Isle Royale’s simple predator-prey system of wolves and primarily moose is ideal for comparative research with the mainland population of moose, also fitted with GPS collars, found on the Grand Portage Indian Reservation. The reservation hosts a more complex ecosystem with multiple predator and prey species. Mainland populations of moose are in decline for numerous reasons: predation from bears and wolves and the effects of changes in climate, such as changes in amount and duration of snow, which has allowed increases in winter ticks as well as parasitism from brain worm as whitetail deer move into moose range.
In contrast to mainland Minnesota, the moose population on Isle Royale has increased rapidly in recent years.Although moose in Isle Royale also suffer from high winter tick loads, brain worm has not made it to the island because of the absence of deer. Another crucial difference is that wolf numbers are high on the mainland (due to high deer densities), whereas until recently on Isle Royale only a few remaining wolves are impacting the moose population. As a result, impact of the growing moose population on forest composition and succession is increasingly apparent and experts are concerned that such high levels of browsing damage are impacting forest regeneration and may eventually lead to nutritional stress for moose.
“The Grand Portage Band of Chippewa were the historical occupants of Isle Royale and used the Island for subsistence purposes.” says Seth Moore, PhD, director of biology and environment at the Grand Portage Band of Chippewa. “We hope to learn how to better manage moose populations from this research.”

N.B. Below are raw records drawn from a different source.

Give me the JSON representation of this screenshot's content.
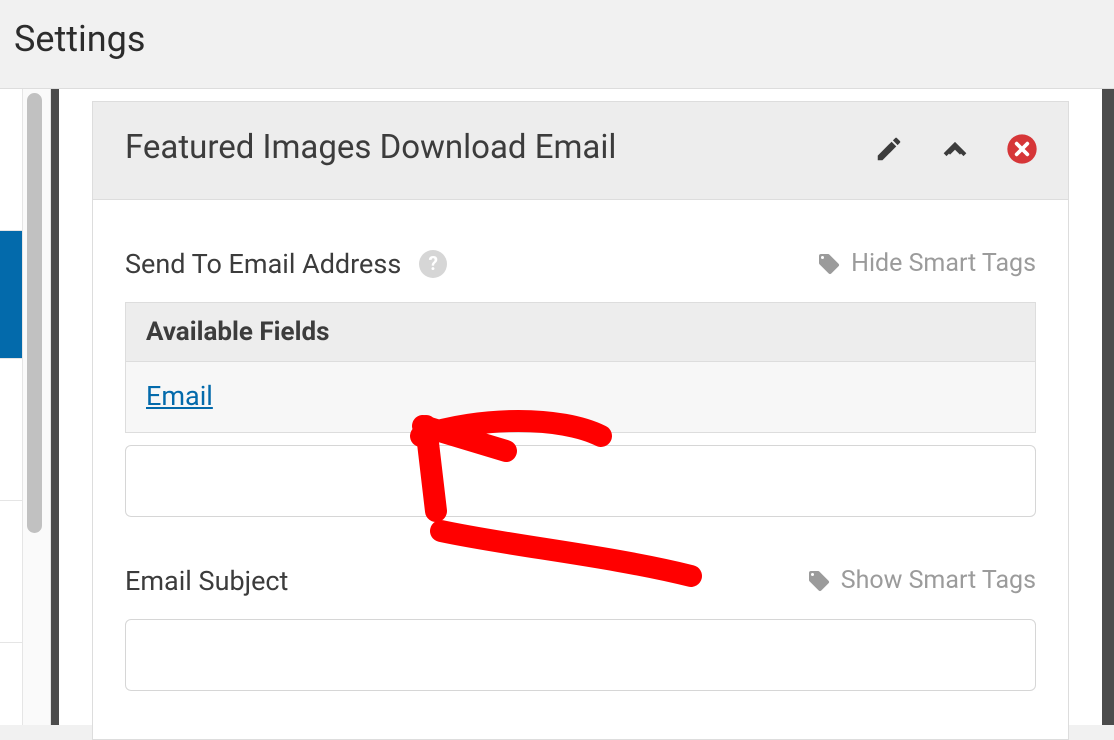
{
  "page": {
    "title": "Settings"
  },
  "panel": {
    "title": "Featured Images Download Email"
  },
  "sendTo": {
    "label": "Send To Email Address",
    "smartTagsLabel": "Hide Smart Tags",
    "availableFieldsHeader": "Available Fields",
    "emailFieldLink": "Email",
    "value": ""
  },
  "subject": {
    "label": "Email Subject",
    "smartTagsLabel": "Show Smart Tags",
    "value": ""
  }
}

The team of researchers includes Tiffany Wolf, University of Minnesota; Seth Moore, Grand Portage Band of Lake Superior Chippewa; Rolf O. Peterson, John A. Vucetich, and Sarah R. Hoy, Michigan Technological University; and Mark Romanski, Isle Royale National Park. This team collectively has decades of experience concerning moose and wolf research, as well as the ecosystems in which the project occurs.
About the National Park Service. More than 20,000 National Park Service employees care for the 417 parks in the National Park System and work with communities across the nation to help preserve local history and create close-to-home recreational opportunities. Visit us at www.nps.gov, on Facebook www.facebook.com/